The weather is getting warmer and the spring is bringing big thunderstorms. Which brings to mind the music of My Bloody Valentine, who mixed warm fluid undercurrents with ear shattering volume to create a tremendously influential sound. The main architect of that sound was (is?) Kevin Shields. The man who inspired tons of shoegazers and guitar players in general deserves a shuffle-riffic celebration. So grab your iPod or MP3 player, hit shuffle, and share the first 10 songs that come up.
Brian Eno & John Cale — The River (Wrong Way Up): A collaboration between two renaissance men yields a really smart pop record. This album highlights the places where their respective genius intersects, and had this come out as either a John Cale or Brian Eno solo record, it would have sounded consistent with their individual bodies of work. This is a nifty, spacious song with a bit of a Western feel, primarily utilizing electronic instruments.
Mano Negra — Indios de Barcelona (Puta’s Fever): These guys, led by Manu Chao, were godfathers of the rock en espanol movement, even though they were French. Chao was of Basque origin, however, and he and his mates cheerfully blended rock ‘n’ roll, ska, traditional ethnic music, folk, rap and anything else in their radar screen into high energy music. This song has military horns and crazy percussion and is a highlight of their incredible second album.
Eleventh Dream Day — Southern Pacific (Prairie School Freakout): The great Chicago band topped off their debut full length by tipping the ol’ hat to a big influence, Mr. Neil Young. But they weren’t content to go with a standard. Instead, they went with the sole single pulled from Neil’s Reactor album. It’s a train song with a chugging riff. Eleventh Dream Day’s version is looser and adds a paranoid edge to the more straightforward original. An outstanding cover.

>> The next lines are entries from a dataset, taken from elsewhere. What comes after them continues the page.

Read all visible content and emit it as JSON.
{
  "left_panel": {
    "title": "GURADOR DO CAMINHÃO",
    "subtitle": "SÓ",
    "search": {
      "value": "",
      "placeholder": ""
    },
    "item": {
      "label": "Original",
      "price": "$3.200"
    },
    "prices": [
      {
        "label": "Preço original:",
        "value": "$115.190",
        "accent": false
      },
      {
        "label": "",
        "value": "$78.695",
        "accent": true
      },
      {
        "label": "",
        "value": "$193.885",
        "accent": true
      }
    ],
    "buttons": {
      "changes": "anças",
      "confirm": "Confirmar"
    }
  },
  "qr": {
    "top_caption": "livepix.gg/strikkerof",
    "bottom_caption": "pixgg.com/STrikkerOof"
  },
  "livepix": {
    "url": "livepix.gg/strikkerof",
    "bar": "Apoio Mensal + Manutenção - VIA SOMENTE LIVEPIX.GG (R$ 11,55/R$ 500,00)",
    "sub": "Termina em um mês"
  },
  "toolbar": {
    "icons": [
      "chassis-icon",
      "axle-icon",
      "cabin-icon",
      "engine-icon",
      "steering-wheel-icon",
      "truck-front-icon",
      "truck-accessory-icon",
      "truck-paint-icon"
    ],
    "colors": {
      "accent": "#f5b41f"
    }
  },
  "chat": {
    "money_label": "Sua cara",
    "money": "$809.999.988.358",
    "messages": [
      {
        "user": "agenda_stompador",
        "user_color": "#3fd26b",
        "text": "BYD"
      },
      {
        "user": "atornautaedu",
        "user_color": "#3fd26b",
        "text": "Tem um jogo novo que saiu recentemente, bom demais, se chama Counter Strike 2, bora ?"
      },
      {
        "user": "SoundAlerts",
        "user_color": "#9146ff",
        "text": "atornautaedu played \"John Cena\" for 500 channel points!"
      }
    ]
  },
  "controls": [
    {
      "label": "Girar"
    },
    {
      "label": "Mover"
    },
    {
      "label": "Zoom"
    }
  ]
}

Poor Luther’s Bones — Devil’s Broth (Next To Nowhere): A Pennsylvania band who moves from roots music to Tom Waits oddball stylings to wicked psychedelia from album to album. This is from a psych-blues work, with nasty guitar and sleazy vocals. Great stuff.
Micachu — Vulture (Jewellry): The opening track from the fantastic 2009 debut album from Mica Lewis, a/k/a Micachu. She apparently learned a lot from the current British electronic scene, which accounts for the way she cuts and pastes sounds. But the dissonant song structures and odd shifts also owe a lot to classic post-punk. And she manages to twist these concoctions into catchy tunes. Can’t wait for the follow up.
Los Bravos — Coca Cola jingle (Things Go Better With Coke): The Spanish beat group who had a #2 smash with “Black Is Black” sold their souls to do an ad for Coke.
Jim Basnight — Tonight (Yellow Pills Volume 3): Basnight led The Moberlys, a Seattle power pop outfit, and since then has led the Rockingtons and done his own solo thing. His music is best compared to The Plimsouls and Tom Petty. It mines great ’60s and ’70s sources and is played with tons of passion. A cult figure in the Pacific Northwest.
Nat King Cole and Dean Martin — Open Up The Doghouse (The Nat King Cole Story): Cole was so effortlessly cool, a naturally swinging singer and pianist, whose mix of jazz, pop and blues was perfect for the post-war era. Of course, add Dean Martin to the mix and the cool factor goes off the charts. On this number, Nat and Dean trade stories about screwing up with their ladies and ending up in the you know where. Not sure about Nat saying that you need to treat women “rough” and “slap ‘em” to show them who’s boss.
ABBA — Super Trouper (Gold): Not one of there mega gigantic worldwide hits, just an international hit. Overall, not as melodically rewarding as the best ABBA singles, but the vocal arrangements are fantastic, making a decent chorus sound much more special.
Foghat — Stone Blue (Stone Blue): The last rocking hit single for the British boogie band. Foghat was a pretty limited band, but they eventually got to a point where you could count on them to whip up two or three really catchy rock ‘n’ roll numbers (three or four if they had the sense to throw in a Chuck Berry or Bo Diddley cover). This song has some pretty cool bottleneck guitar leads.